There is a continual balancing act between providing governmental authorities with the minimum required data needed to be—or remain—compliant, while at the same time running efficient operations.

One-Stop Shopping

There are companies that go it alone when it comes to compliance, says Nolte. Generally, in this case, there are engineering and product development teams with an understanding of the regulatory landscape and its requirements.

Most medical device companies do engage a contract research organization (CRO) such as ICON to help them clear compliance hurdles. ICON does everything from helping set strategy to guiding the client’s design work so that the end product complies with the regulatory requirements of the target market. ICON consultants also interface with regulatory agencies on behalf of their clients, paving the way for smooth interactions down the road.

Along with other service providers, ICON provides guidance as to which quality management (QM) systems clients should use to meet the regulatory and quality expectations of that market.

“We help clients institute a QM system for managing design and manufacturing practices,” says Nolte. Further downstream, ICON assists engineers with crafting labels, inspections for use and operator manuals. It also helps design and execute clinical studies when needed. Consultants can pinpoint the likely regulatory impact of a needed design change.

“We get involved in all phases of the product lifecycle. It’s one-stop shopping,” she says “We like to do it in a partnership where we participate as a member of their team.”

Engaging a Partner

ICON Clinical has been in business more than 30 years and is ISO-9001 certified for quality. “That tells our clients that we conduct our regulatory and quality services in a controlled manner. This is very important to our clients because they need to show that their service provider has the appropriate credentials,” Nolte says.

When sifting through a long list of compliance services providers, look for one that has proven experience on compliance for a similar type and class of device. As with any kind of outsourcing agreement, cost is always a driver in selection but it can be shortsighted to make the decision solely based on cost.

Garikapati suggests that device companies looking for compliance partners use this shorthand checklist:

• A strong QM system.

• A clearly articulated framework for handling intellectual property (IP) and sensitive information, such that confidentiality and IP protection are ensured.

• Extensive experience working with medical device firms.

• Meticulously drafted agreements, sharing all the information that is needed by the manufacturer to validate the design (including source code, QM documents, result of risk analysis and design evaluations).

For companies just beginning on the design of a new medical device: Think twice before you go it alone. The vast majority of companies need compliance services and support in order to be successful.
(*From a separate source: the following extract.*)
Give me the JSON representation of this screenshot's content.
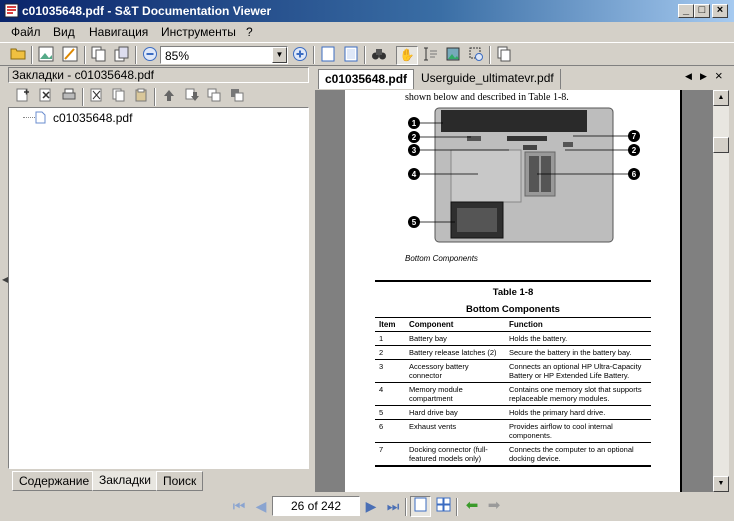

“Most companies wouldn’t even know where to begin wading through all of the regulations,” says Nolte.

Most of all, you want to avoid ending up like the scope maker at the beginning of this article. “If you mess up your one chance to speak to the agency because you didn’t have your story straight, you will have a problem—especially if your product is a PMA,” says Nolte.

More Info

Share This Article

Subscribe to our FREE magazine, FREE email newsletters or both!

Join over 90,000 engineering professionals who get fresh engineering news as soon as it is published.

About the Author

Lauren Gibbons Paul's avatar
Lauren Gibbons Paul

Lauren Gibbons Paul is a Boston-based freelance writer. Contact her via .(JavaScript must be enabled to view this email address).

    Follow DE